5 US Troops Killed, 18 Wounded
I take today’s New York Times/ AP report on Iraq as a very bad sign.
For one thing, it says
“On Monday, the military reported five new U.S. deaths: Two American soldiers from Task Force Baghdad were killed and three wounded in a roadside bomb explosion in northwestern Baghdad. One American soldier died and two were injured in a vehicle accident 30 miles northwest of the town of Kut in eastern Iraq, the military said. In addition, two U.S. Marines were killed in a weekend bombing south of the capital. The military also reported 13 Marines were wounded Monday in a mortar attack south of Baghdad.”
That is a large one-day toll. 16 injured from direct guerrilla attack, another two in a vehicle accident that may or may not have been produced by the war. And 5 deaths, though two of those were from the weekend, and one from a vehicle collision. It doesn’t look like things are miraculously settling down in the aftermath of Fallujah.
Indeed, November was the second-deadliest month for US troops since the invasion itself. That isn’t the kind of trend line you would like to see for a successful venture.
Then the rest of the article talks about how inadequate has been the performance of the Iraqi police and national guards, who face intimidation, threats, and even murder at the hands of the guerrillas.

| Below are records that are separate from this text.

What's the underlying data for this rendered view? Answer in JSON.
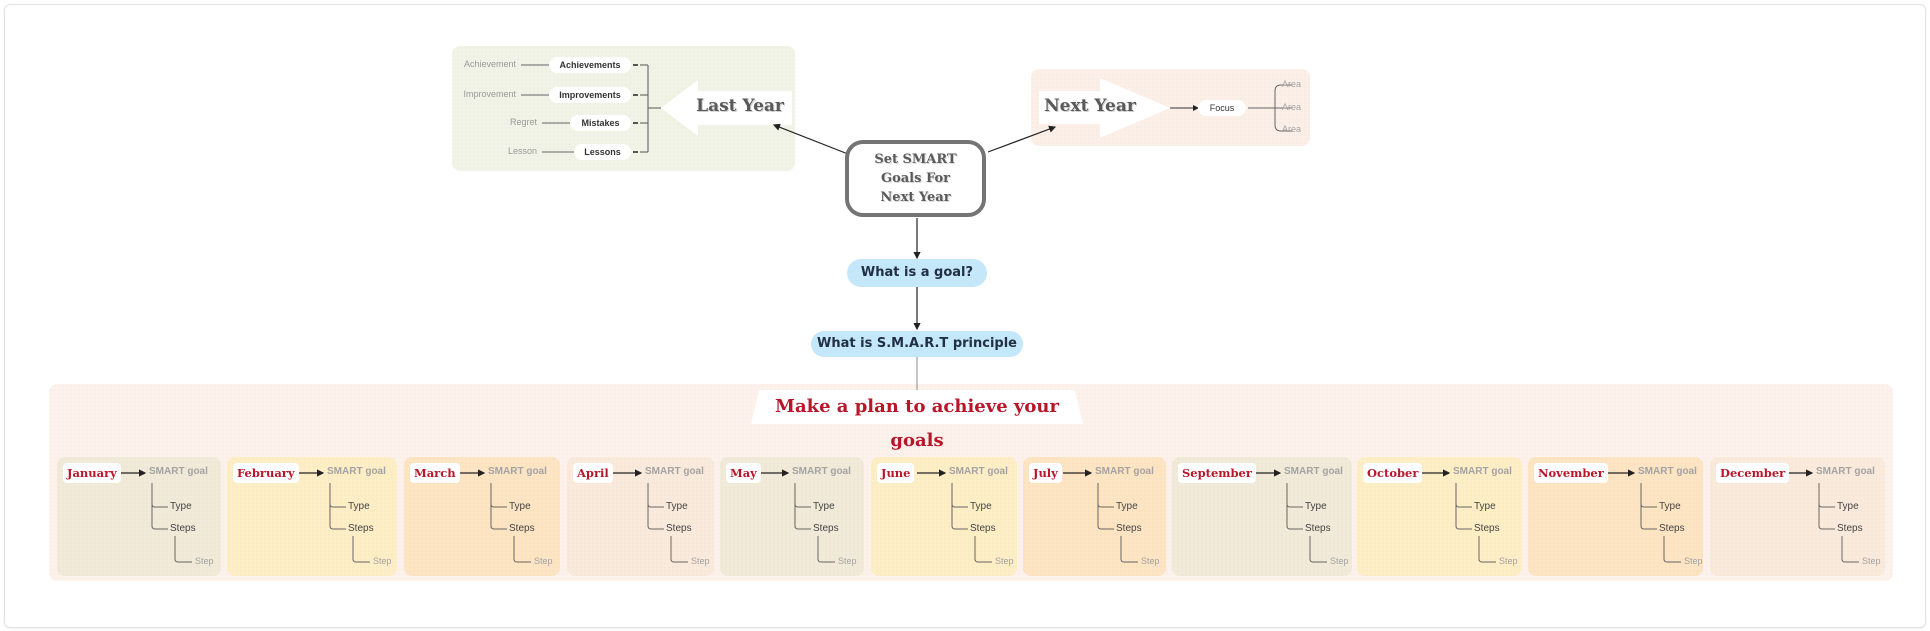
{
  "central_node": {
    "label_lines": [
      "Set SMART",
      "Goals For",
      "Next Year"
    ]
  },
  "last_year": {
    "label": "Last Year",
    "branches": [
      {
        "label": "Achievements",
        "sub": "Achievement"
      },
      {
        "label": "Improvements",
        "sub": "Improvement"
      },
      {
        "label": "Mistakes",
        "sub": "Regret"
      },
      {
        "label": "Lessons",
        "sub": "Lesson"
      }
    ],
    "color": "#f1f3e6"
  },
  "next_year": {
    "label": "Next Year",
    "focus": "Focus",
    "areas": [
      "Area",
      "Area",
      "Area"
    ],
    "color": "#fcefe8"
  },
  "questions": {
    "goal": "What is a goal?",
    "smart": "What is S.M.A.R.T principle",
    "color": "#c5e7fa"
  },
  "plan": {
    "title": "Make a plan to achieve your goals",
    "title_color": "#b8172a",
    "months": [
      {
        "name": "January",
        "goal": "SMART goal",
        "type": "Type",
        "steps": "Steps",
        "step": "Step",
        "color": "#f1ead9"
      },
      {
        "name": "February",
        "goal": "SMART goal",
        "type": "Type",
        "steps": "Steps",
        "step": "Step",
        "color": "#fdeec6"
      },
      {
        "name": "March",
        "goal": "SMART goal",
        "type": "Type",
        "steps": "Steps",
        "step": "Step",
        "color": "#fde4c3"
      },
      {
        "name": "April",
        "goal": "SMART goal",
        "type": "Type",
        "steps": "Steps",
        "step": "Step",
        "color": "#faeadc"
      },
      {
        "name": "May",
        "goal": "SMART goal",
        "type": "Type",
        "steps": "Steps",
        "step": "Step",
        "color": "#f1ead9"
      },
      {
        "name": "June",
        "goal": "SMART goal",
        "type": "Type",
        "steps": "Steps",
        "step": "Step",
        "color": "#fdeec6"
      },
      {
        "name": "July",
        "goal": "SMART goal",
        "type": "Type",
        "steps": "Steps",
        "step": "Step",
        "color": "#fde4c3"
      },
      {
        "name": "September",
        "goal": "SMART goal",
        "type": "Type",
        "steps": "Steps",
        "step": "Step",
        "color": "#f1ead9"
      },
      {
        "name": "October",
        "goal": "SMART goal",
        "type": "Type",
        "steps": "Steps",
        "step": "Step",
        "color": "#fdeec6"
      },
      {
        "name": "November",
        "goal": "SMART goal",
        "type": "Type",
        "steps": "Steps",
        "step": "Step",
        "color": "#fde4c3"
      },
      {
        "name": "December",
        "goal": "SMART goal",
        "type": "Type",
        "steps": "Steps",
        "step": "Step",
        "color": "#faeadc"
      }
    ]
  }
}
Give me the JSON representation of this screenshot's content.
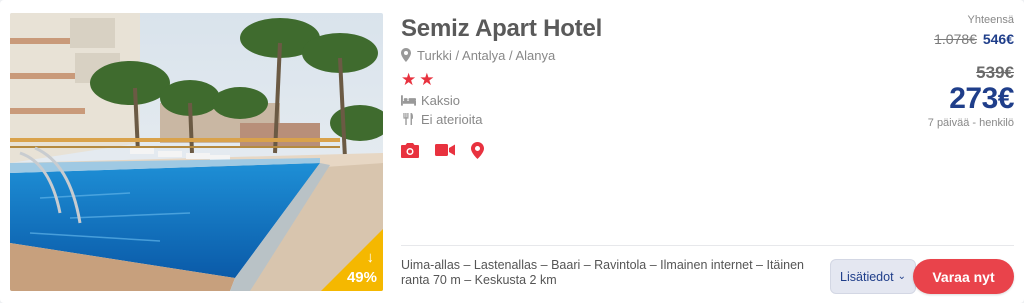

Guerrillas used a car bomb to kill 7 or 8 national guards in Baghdadi, a small town west of the capital.
Worse and worse.